Campbell Law to host program for legal experiential learning educators

Photo of Niya Fonville teaching in front of classroom

RALEIGH — Campbell Law School will host an exclusive program for externship and clinical faculty in North Carolina on Friday, Sept. 10.

“What Does Justice Require? Using N.C.’s 2021 Unmet Civil Legal Needs Assessment as a Tool in Experiential Learning Programs” is set for noon to 2:30 p.m. at the law school. The program, sponsored by Campbell Law’s Externship Program and the N.C. Equal Access to Justice Commission, will feature a presentation by the Honorable Anita Earls, Associate Justice of the Supreme Court of North Carolina.

Director of Externships Niya Fonville said, “Following Justice Earls’ presentation, N.C. law schools experiential learning educators will work together in facilitated breakout groups to develop tangible plans to integrate the Civil Legal Needs Assessment’s findings into our courses and community engagement, as we prepare the next generation of lawyers for service.”

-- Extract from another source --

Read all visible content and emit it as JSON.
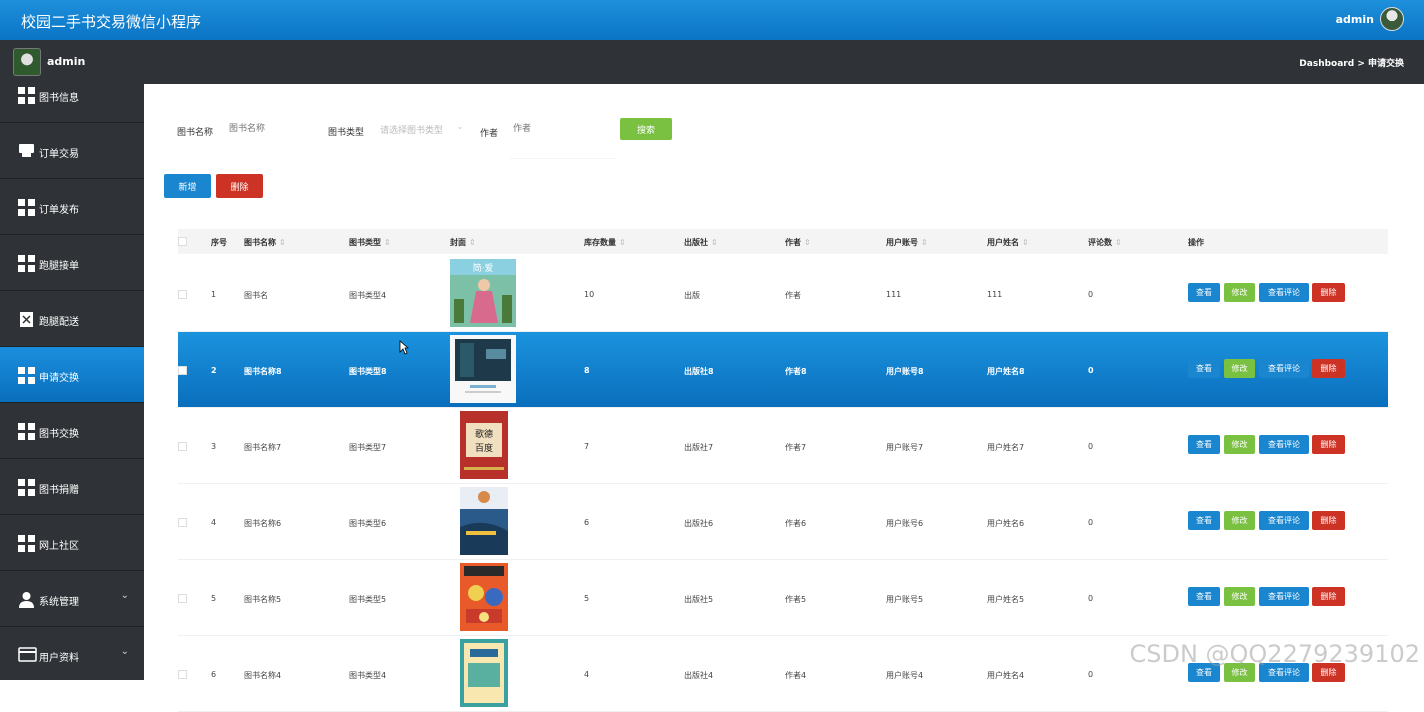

The tentative agenda follows:

12:15 p.m. – Registration opens (lunch provided)

12:30 p.m. – Welcome and building community

12:45 p.m. – Assessment presentation by Justice Earls

1:30 p.m. – Work group breakout session

2 p.m. – Large group debrief and closing

For more information, please contact the Fonville at or (919) 856-4697.


Since its founding in 1976, Campbell Law has developed lawyers who possess moral conviction, social compassion, and professional competence, and who view the law as a calling to serve others. Among its accolades, the school has been recognized by the American Bar Association (ABA) as having the nation’s top Professionalism Program and by the American Academy of Trial Lawyers for having the nation’s best Trial Advocacy Program. Campbell Law boasts more than 4,400 alumni, who make their home in nearly all 50 states and beyond. In 2021, Campbell Law is celebrating 45 years of graduating legal leaders and 12 years of being located in a state-of-the-art facility in the heart of North Carolina’s Capital City.


In November 2005, Chief Justice I. Beverly Lake, by order of the Supreme Court of North Carolina, established the North Carolina Equal Access to Justice Commission, making North Carolina the 19th state to establish such an entity. A primary function of the Commission is to convene stakeholders to increase access to justice. Chaired by Paul Newby, Chief Justice of the Supreme Court of North Carolina, the Commission’s 30 members include representatives from: the judicial, legislative, and executive branches; North Carolina State Bar and voluntary legal associations; legal aid organizations; law schools; and the philanthropic and business communities.